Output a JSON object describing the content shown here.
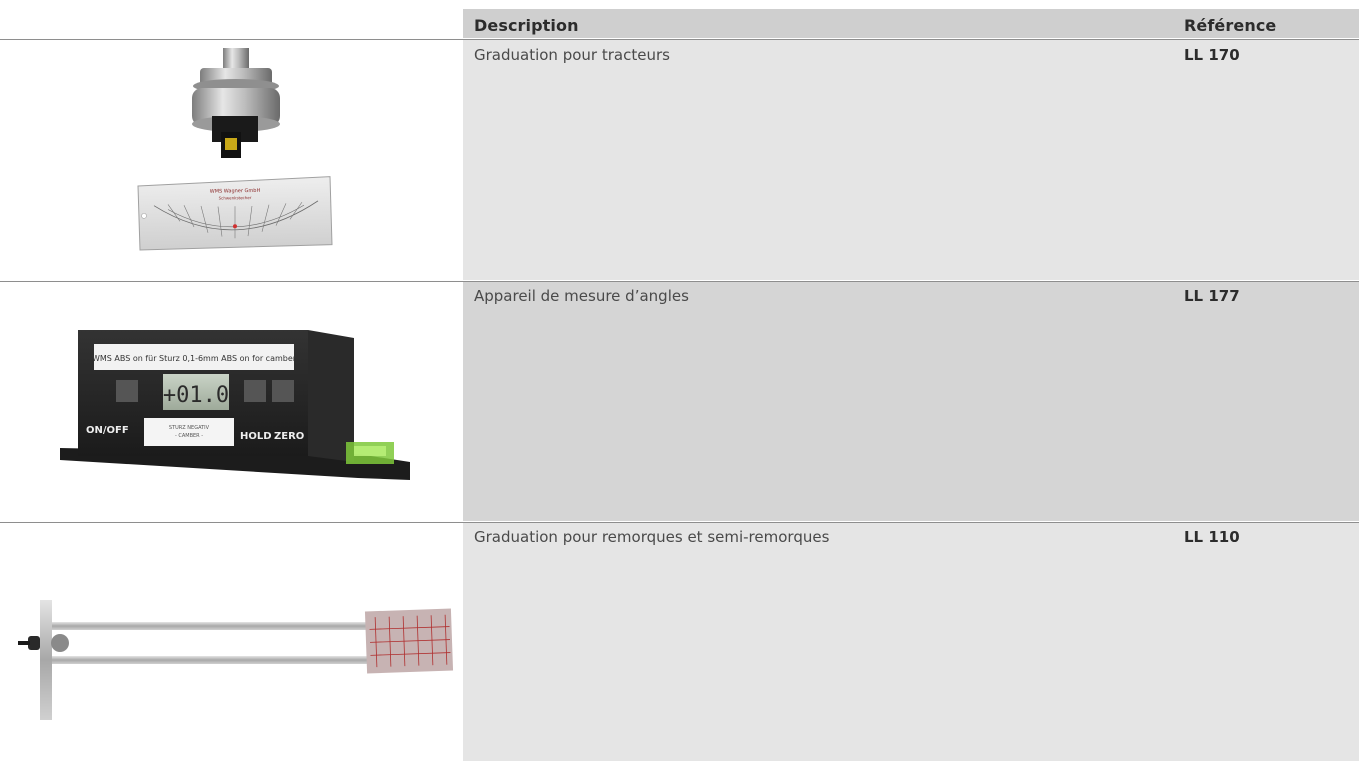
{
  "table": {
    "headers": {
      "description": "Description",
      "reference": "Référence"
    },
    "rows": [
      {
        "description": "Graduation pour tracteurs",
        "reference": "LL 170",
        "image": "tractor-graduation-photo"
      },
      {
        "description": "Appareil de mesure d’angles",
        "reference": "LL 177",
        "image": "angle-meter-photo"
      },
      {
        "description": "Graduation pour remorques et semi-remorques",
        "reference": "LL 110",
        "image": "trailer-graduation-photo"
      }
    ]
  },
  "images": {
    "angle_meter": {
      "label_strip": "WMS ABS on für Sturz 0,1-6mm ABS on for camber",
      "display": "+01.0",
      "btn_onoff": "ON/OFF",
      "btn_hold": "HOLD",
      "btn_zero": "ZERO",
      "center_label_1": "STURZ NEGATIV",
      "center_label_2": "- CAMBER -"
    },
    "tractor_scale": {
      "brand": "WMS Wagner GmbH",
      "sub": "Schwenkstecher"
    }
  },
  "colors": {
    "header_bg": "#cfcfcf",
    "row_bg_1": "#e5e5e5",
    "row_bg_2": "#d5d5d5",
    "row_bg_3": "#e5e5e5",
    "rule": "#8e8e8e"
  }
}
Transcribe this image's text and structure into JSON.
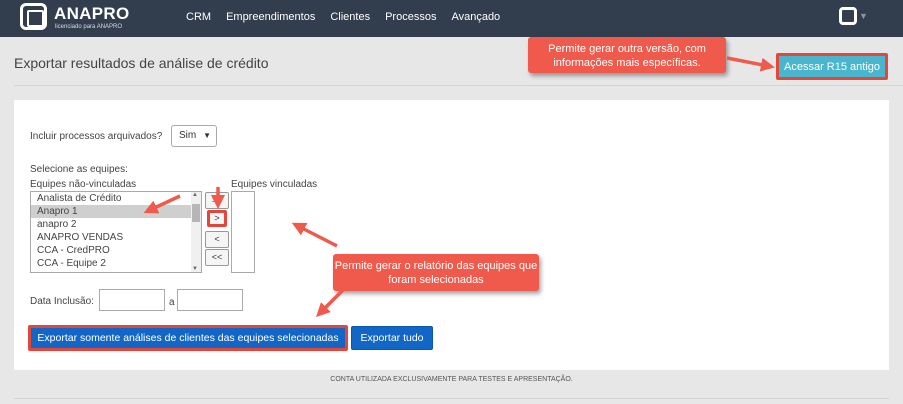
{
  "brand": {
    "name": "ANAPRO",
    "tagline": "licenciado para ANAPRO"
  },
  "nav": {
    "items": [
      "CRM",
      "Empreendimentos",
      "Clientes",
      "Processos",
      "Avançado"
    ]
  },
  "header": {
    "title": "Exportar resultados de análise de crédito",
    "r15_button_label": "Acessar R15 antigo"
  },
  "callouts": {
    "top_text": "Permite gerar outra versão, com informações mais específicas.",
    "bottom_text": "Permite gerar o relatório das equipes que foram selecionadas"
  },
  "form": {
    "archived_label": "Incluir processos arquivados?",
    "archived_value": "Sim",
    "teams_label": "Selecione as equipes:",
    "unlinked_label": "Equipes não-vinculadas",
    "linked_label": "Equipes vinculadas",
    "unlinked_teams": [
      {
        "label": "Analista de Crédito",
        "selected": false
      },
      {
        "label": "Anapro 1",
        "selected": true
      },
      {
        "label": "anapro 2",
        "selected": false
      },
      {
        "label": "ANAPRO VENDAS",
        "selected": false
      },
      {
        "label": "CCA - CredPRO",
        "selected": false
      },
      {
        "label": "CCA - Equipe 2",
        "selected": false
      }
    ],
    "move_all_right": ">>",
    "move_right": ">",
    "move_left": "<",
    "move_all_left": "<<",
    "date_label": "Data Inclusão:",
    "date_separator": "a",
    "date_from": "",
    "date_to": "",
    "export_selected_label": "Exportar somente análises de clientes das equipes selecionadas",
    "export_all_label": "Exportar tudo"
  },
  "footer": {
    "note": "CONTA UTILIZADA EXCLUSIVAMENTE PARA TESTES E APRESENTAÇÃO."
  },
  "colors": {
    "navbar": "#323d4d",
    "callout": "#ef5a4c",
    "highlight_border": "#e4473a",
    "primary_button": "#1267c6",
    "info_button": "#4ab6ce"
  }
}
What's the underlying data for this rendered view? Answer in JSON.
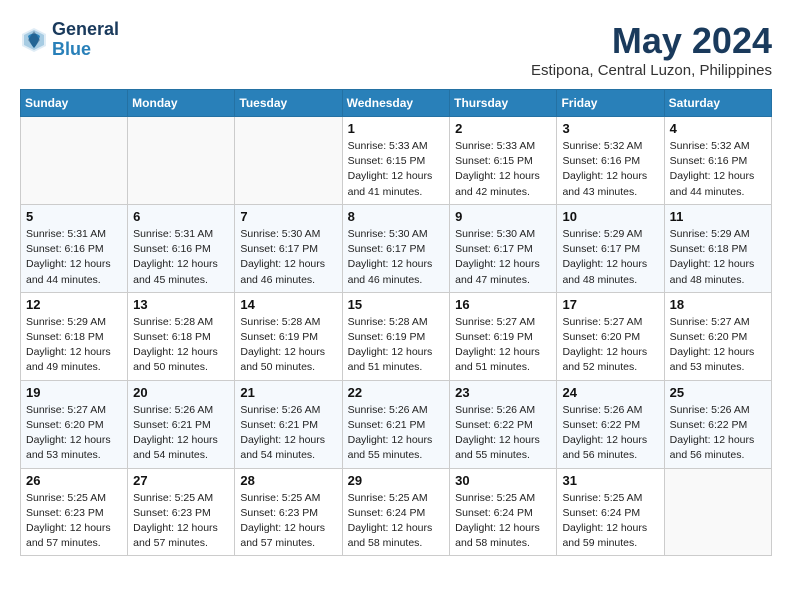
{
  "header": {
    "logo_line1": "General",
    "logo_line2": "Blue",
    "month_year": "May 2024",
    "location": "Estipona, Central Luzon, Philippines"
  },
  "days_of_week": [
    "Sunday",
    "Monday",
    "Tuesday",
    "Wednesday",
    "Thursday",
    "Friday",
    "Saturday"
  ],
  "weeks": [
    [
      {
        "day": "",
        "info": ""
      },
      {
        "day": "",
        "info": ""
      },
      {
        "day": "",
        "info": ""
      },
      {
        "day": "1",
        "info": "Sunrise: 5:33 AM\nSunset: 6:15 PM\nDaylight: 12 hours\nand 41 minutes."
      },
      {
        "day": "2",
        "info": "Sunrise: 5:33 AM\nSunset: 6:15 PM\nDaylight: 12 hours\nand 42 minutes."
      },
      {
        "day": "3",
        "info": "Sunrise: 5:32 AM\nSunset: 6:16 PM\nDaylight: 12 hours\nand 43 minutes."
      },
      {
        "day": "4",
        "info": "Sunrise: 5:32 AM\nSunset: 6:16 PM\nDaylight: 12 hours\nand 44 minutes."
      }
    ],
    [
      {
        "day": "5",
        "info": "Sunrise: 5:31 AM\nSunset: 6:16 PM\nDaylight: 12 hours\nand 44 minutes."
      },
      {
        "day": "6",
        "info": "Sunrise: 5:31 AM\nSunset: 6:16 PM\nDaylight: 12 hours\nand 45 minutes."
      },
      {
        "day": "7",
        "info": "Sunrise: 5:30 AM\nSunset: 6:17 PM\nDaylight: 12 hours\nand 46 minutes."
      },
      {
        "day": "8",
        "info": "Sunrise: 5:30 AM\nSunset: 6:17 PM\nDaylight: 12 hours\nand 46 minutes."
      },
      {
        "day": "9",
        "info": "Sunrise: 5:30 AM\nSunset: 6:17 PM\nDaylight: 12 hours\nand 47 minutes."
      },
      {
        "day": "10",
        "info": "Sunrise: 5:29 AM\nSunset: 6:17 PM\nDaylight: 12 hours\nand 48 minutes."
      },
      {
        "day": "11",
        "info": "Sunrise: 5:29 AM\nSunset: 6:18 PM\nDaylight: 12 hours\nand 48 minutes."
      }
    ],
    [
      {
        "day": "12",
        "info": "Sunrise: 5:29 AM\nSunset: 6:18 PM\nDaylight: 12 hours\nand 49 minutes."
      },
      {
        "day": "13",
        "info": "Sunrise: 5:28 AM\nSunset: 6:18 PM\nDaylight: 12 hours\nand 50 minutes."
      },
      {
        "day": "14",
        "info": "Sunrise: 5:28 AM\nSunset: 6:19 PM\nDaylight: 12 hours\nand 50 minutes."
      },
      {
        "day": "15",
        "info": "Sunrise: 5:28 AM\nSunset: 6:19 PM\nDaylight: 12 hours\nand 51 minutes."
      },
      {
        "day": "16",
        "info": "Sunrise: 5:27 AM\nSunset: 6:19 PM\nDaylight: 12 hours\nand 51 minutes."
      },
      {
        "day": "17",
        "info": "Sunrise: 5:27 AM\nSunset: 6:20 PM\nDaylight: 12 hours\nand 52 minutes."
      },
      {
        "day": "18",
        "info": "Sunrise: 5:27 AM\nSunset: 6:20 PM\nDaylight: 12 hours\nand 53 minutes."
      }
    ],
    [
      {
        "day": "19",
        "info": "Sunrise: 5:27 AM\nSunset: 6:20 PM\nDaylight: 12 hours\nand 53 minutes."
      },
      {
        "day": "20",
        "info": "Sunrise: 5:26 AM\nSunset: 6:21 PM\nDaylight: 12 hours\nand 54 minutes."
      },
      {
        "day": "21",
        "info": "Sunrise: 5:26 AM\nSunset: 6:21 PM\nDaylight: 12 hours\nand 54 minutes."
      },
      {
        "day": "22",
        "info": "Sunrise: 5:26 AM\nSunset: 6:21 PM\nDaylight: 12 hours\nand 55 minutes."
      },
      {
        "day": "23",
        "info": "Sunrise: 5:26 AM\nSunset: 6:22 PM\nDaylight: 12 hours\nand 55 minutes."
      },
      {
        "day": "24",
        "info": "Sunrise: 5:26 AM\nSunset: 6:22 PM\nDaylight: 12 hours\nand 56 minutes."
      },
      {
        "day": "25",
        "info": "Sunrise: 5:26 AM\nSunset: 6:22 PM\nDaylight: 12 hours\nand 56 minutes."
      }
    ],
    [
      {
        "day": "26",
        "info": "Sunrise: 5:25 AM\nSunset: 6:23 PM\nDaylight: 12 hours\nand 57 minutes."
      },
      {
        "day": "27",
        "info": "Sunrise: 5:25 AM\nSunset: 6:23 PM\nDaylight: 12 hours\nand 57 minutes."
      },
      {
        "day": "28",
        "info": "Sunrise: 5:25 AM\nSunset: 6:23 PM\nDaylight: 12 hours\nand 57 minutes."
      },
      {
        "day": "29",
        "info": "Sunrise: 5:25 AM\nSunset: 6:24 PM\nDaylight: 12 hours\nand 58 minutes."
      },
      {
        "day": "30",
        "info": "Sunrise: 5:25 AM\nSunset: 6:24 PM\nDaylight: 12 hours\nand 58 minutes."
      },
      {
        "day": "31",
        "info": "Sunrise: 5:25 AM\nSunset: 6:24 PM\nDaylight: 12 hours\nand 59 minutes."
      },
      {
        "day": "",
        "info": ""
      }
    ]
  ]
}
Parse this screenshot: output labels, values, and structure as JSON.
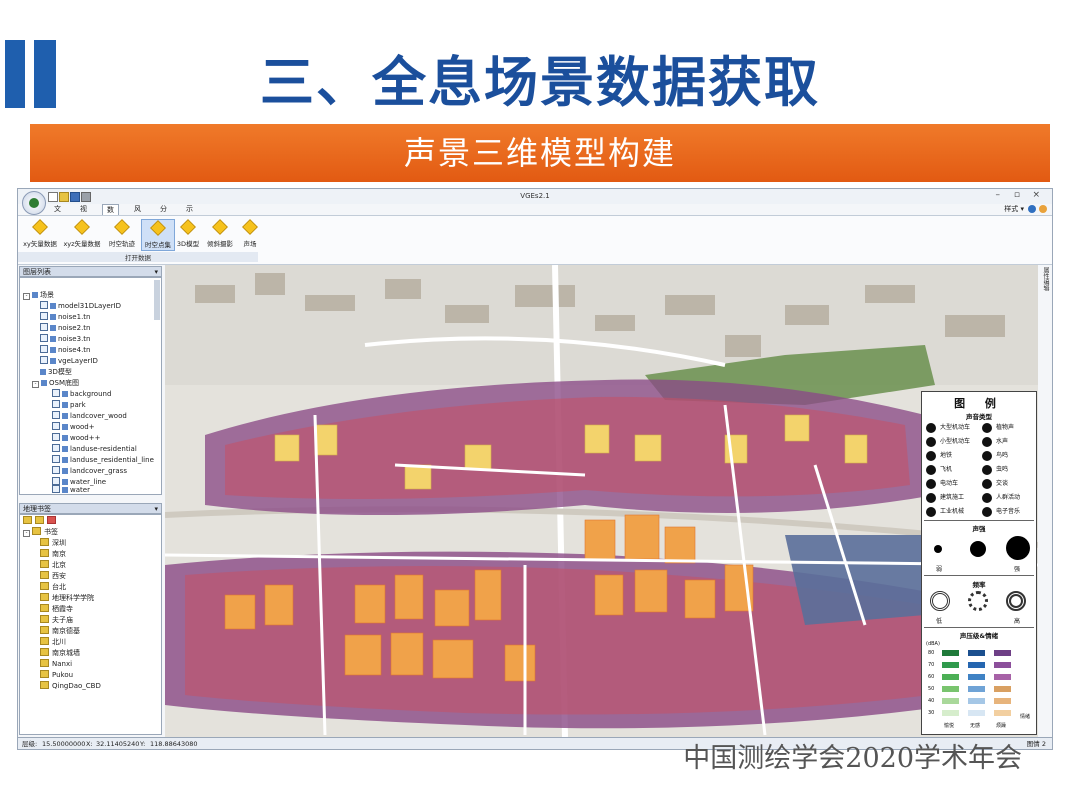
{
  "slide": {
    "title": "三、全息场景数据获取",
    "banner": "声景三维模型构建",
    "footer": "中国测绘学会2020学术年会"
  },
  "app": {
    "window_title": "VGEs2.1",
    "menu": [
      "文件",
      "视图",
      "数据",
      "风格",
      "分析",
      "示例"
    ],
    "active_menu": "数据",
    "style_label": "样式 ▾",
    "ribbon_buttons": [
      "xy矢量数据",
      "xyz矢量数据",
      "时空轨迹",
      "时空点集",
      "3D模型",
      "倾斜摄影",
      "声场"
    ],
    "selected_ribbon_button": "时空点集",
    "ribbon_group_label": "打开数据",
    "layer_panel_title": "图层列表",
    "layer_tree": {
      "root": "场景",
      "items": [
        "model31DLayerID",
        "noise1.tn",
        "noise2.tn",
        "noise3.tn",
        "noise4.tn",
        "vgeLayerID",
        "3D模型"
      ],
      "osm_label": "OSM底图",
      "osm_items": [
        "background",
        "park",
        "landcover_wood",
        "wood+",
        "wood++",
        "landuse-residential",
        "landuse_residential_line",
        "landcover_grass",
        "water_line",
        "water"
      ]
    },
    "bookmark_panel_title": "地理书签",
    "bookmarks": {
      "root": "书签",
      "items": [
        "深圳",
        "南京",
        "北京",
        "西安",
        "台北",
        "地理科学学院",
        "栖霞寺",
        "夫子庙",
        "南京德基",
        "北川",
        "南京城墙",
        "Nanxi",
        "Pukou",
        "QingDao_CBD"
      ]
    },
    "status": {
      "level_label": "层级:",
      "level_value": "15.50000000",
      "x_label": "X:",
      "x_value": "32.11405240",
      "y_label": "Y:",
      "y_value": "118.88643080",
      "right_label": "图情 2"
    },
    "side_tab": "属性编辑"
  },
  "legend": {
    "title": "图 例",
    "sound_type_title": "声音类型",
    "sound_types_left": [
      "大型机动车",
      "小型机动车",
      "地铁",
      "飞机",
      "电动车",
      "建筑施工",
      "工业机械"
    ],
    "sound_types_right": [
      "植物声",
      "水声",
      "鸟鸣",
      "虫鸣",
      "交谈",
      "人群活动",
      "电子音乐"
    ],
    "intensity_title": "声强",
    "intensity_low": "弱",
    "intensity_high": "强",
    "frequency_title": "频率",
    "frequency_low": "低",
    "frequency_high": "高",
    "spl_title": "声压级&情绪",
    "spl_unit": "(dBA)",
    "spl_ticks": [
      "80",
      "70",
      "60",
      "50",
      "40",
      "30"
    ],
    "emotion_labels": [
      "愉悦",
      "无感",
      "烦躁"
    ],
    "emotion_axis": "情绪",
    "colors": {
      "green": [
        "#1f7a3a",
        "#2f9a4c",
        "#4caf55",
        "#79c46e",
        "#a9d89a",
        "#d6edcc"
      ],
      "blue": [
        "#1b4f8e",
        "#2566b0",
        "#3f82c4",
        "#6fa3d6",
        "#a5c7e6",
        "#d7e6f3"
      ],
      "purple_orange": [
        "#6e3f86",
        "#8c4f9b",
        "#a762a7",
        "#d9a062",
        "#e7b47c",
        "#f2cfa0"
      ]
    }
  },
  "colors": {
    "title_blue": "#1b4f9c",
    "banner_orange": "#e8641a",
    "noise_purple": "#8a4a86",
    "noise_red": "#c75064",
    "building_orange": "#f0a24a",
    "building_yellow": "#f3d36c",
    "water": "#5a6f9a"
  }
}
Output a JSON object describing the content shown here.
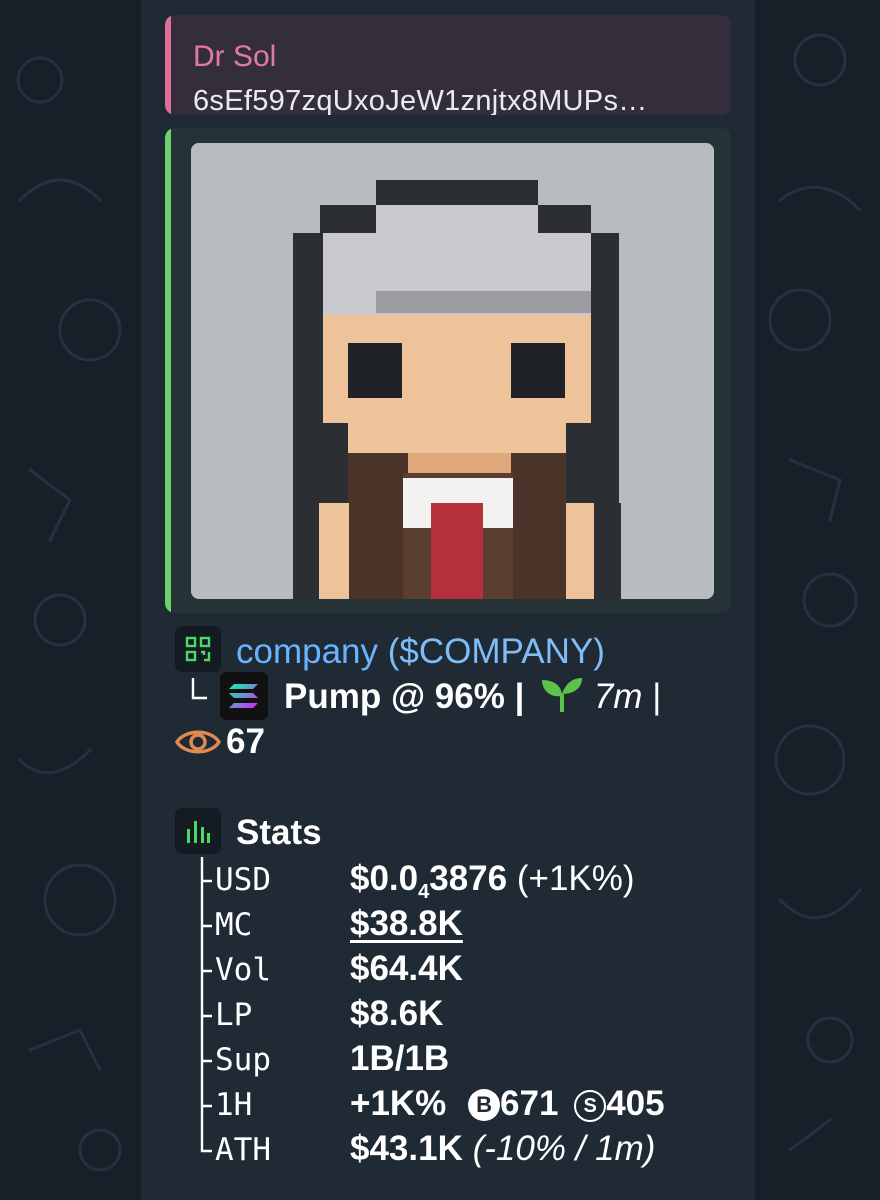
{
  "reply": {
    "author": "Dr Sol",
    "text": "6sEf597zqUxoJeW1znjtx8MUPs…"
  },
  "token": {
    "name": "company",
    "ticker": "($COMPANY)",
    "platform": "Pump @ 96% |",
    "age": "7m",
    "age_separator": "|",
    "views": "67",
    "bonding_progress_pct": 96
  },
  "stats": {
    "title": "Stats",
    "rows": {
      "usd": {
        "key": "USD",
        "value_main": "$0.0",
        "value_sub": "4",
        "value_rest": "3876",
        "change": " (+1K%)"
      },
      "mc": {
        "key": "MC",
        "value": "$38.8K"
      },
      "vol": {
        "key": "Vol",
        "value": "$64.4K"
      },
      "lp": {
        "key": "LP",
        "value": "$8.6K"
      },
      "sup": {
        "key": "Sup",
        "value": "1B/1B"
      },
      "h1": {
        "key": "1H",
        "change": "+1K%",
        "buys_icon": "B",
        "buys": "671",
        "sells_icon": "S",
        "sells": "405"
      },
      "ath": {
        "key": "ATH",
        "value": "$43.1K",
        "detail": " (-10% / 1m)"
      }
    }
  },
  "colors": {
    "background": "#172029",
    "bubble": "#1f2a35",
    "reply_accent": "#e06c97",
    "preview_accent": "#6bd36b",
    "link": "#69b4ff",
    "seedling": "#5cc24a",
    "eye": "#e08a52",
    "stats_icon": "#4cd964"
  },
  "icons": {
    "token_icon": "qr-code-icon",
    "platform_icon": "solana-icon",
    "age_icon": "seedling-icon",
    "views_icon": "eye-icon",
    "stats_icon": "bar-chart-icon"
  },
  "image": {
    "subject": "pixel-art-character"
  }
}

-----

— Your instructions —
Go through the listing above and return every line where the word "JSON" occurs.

— Solution for this task —
Output a JSON object describing the content shown here.
Transcribe this image's text and structure into JSON.
What's the underlying data for this rendered view? Answer in JSON.
Parse this screenshot: output labels, values, and structure as JSON.
Output a JSON object describing the content shown here.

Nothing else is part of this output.